**Problem to work on:** In the records below, how many lines hold the word "решение"? Give only the number.

**Extracted material:**
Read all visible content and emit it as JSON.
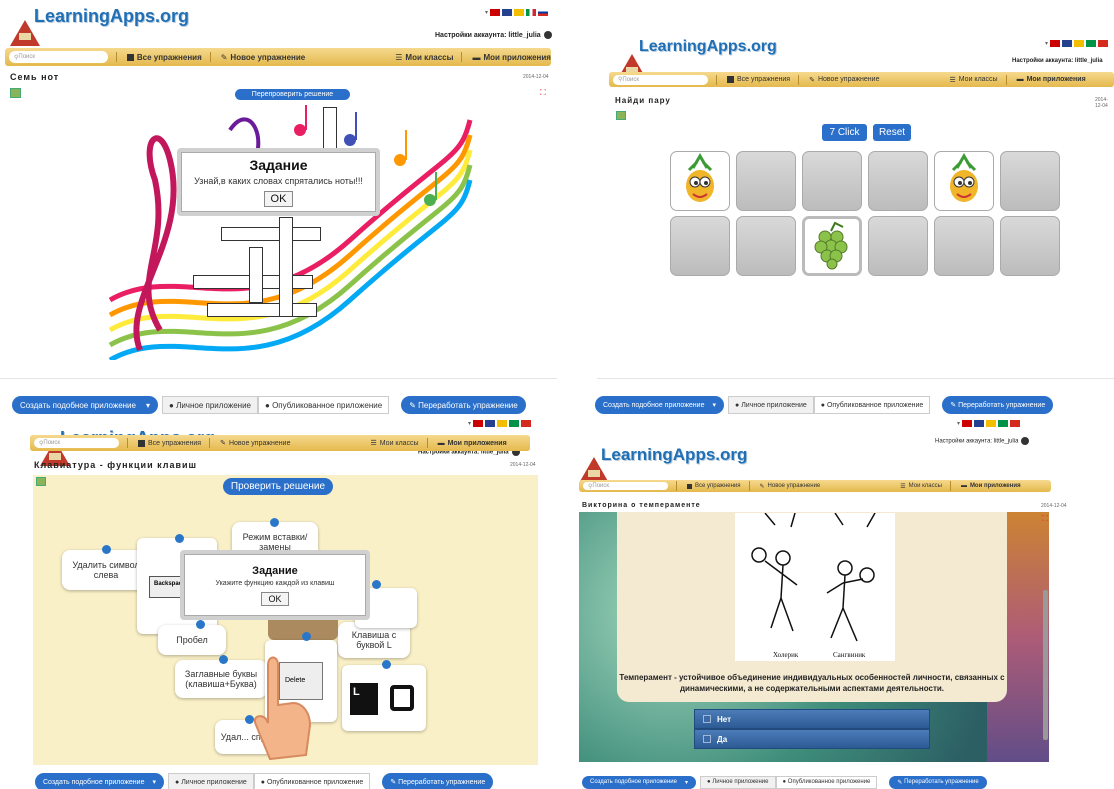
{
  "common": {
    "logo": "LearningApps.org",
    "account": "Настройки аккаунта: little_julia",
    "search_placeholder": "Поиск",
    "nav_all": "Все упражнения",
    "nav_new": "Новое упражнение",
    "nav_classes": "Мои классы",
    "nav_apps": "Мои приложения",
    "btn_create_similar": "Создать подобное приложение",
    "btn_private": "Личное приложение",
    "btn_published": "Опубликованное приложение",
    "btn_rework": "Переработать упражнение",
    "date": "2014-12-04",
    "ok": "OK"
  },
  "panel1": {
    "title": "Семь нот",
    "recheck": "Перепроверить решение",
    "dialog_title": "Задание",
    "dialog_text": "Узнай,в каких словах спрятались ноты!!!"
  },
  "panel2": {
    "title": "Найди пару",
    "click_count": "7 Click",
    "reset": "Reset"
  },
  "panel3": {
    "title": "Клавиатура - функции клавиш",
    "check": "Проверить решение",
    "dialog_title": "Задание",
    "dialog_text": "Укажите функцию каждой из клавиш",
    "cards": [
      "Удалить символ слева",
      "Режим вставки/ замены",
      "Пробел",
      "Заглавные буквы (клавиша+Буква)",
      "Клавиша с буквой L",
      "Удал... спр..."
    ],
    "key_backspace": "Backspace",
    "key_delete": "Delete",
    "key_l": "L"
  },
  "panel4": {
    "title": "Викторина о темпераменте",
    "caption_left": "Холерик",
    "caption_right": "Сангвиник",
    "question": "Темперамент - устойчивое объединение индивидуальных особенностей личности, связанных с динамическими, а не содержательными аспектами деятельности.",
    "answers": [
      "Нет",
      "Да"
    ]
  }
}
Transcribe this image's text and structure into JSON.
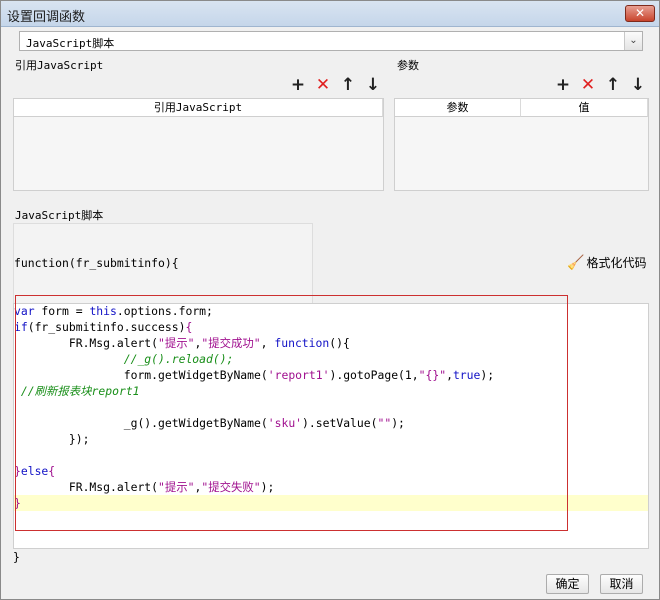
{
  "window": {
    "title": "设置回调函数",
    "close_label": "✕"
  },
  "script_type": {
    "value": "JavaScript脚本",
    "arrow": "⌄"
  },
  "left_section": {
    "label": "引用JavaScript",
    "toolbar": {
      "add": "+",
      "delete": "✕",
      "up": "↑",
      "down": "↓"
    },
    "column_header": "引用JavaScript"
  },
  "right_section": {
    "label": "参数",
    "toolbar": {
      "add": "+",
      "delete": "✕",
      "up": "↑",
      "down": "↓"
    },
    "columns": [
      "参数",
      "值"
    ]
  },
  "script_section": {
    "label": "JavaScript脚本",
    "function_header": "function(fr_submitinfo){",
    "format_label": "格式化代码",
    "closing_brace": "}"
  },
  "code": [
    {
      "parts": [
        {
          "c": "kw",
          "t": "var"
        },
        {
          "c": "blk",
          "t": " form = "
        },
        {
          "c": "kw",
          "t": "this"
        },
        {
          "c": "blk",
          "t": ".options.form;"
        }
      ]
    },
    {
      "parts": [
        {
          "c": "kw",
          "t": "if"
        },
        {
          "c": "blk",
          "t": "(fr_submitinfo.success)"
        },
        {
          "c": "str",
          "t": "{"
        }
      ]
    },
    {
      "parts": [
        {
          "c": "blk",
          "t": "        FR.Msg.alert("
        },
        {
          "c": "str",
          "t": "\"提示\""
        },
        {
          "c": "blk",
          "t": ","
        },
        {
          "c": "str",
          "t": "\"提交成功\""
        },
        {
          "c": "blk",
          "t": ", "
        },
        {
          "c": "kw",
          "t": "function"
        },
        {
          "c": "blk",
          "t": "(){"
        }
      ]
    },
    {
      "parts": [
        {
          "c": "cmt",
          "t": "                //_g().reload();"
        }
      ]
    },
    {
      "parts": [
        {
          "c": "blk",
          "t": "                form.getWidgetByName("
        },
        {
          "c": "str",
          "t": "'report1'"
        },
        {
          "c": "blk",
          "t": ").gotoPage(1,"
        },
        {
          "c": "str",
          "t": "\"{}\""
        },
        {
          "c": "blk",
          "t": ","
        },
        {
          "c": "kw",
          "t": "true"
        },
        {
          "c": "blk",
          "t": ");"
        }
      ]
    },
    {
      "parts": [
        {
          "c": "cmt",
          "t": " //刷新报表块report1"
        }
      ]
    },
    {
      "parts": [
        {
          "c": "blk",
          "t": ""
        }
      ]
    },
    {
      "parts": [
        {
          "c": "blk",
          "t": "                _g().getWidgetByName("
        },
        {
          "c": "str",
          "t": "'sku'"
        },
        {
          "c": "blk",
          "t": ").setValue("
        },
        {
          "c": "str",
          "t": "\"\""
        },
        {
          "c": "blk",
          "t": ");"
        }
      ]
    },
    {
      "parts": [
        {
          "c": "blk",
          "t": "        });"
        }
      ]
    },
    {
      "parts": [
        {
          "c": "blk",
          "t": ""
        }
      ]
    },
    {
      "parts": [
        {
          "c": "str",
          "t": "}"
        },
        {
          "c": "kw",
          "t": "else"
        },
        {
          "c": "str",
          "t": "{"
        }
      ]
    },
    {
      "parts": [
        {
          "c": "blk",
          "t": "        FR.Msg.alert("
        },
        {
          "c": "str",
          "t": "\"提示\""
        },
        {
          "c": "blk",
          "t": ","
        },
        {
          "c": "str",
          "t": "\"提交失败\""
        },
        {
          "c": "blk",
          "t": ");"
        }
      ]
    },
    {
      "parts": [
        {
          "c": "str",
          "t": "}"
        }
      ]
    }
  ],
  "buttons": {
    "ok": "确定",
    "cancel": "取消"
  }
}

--

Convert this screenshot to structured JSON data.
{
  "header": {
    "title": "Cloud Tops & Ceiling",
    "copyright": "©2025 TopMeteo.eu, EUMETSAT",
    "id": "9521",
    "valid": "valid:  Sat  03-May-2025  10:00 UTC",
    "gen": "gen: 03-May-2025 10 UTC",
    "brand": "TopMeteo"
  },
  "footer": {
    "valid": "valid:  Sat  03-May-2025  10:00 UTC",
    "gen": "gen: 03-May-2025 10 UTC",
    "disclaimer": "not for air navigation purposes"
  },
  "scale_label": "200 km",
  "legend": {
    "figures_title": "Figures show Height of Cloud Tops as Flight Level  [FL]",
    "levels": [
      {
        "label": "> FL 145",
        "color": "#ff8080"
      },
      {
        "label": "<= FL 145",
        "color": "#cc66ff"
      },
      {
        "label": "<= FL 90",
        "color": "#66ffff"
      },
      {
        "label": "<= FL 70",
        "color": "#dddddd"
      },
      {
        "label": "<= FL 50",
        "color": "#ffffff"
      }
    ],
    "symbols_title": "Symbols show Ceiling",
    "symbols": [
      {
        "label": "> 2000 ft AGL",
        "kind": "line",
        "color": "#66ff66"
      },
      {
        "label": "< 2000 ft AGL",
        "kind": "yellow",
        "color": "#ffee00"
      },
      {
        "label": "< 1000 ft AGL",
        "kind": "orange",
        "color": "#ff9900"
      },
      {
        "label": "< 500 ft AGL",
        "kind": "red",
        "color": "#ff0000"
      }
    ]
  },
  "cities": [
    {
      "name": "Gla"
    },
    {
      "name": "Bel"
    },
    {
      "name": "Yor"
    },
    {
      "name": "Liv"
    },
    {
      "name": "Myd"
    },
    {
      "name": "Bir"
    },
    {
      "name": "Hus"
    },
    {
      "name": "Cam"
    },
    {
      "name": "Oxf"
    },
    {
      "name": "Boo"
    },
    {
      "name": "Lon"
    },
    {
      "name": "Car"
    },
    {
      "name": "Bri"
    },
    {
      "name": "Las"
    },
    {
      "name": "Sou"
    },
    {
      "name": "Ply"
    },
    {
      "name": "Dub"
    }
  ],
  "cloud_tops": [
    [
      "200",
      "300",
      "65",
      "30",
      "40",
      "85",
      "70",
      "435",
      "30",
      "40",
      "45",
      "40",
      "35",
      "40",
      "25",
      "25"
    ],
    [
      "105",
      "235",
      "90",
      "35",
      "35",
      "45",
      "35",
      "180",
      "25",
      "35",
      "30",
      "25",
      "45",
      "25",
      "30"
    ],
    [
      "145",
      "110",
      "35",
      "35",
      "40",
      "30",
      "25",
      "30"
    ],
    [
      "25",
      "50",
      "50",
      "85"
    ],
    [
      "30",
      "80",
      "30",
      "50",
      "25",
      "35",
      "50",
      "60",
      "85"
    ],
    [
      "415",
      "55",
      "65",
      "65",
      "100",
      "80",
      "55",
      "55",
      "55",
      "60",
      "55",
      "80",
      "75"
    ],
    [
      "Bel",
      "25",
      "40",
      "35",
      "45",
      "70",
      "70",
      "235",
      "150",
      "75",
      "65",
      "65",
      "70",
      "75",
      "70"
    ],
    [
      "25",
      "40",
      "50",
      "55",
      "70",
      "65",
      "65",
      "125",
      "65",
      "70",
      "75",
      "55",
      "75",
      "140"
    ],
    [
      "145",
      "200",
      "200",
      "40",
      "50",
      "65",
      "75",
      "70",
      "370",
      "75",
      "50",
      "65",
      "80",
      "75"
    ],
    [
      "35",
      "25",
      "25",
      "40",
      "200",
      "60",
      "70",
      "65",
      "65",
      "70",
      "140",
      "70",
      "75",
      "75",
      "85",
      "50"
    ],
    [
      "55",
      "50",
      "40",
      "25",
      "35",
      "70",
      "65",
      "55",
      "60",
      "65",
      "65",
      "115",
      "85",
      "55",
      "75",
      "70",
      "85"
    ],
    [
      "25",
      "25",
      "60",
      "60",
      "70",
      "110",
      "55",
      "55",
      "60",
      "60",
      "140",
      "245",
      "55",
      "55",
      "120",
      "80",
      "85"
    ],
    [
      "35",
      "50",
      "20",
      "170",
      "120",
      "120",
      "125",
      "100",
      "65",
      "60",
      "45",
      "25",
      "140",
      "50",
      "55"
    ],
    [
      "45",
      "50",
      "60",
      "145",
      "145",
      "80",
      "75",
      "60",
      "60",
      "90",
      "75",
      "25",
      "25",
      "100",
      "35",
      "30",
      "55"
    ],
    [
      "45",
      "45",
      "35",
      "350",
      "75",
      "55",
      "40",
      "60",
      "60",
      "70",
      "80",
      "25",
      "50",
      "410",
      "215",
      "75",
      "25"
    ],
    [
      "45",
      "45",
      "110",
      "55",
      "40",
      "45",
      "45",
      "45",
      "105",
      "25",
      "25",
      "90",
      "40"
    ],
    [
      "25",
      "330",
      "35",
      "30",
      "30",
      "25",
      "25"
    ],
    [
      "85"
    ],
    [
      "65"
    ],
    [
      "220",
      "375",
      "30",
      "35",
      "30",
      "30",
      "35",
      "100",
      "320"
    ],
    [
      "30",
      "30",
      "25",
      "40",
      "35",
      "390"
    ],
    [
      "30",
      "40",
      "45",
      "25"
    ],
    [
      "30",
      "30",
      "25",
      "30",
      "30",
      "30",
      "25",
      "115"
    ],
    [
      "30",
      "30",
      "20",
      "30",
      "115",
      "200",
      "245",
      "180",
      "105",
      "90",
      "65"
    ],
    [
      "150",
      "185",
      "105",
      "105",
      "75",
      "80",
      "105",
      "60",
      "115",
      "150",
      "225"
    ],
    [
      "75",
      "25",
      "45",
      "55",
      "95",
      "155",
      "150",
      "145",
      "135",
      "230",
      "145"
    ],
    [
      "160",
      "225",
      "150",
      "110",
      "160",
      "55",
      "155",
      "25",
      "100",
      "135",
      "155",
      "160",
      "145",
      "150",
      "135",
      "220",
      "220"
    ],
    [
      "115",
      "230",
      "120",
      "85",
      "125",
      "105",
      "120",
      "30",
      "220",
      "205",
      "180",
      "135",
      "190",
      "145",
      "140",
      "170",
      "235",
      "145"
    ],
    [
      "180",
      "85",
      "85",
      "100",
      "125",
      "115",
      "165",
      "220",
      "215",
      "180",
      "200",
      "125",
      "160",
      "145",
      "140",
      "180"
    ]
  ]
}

**Solution:** 2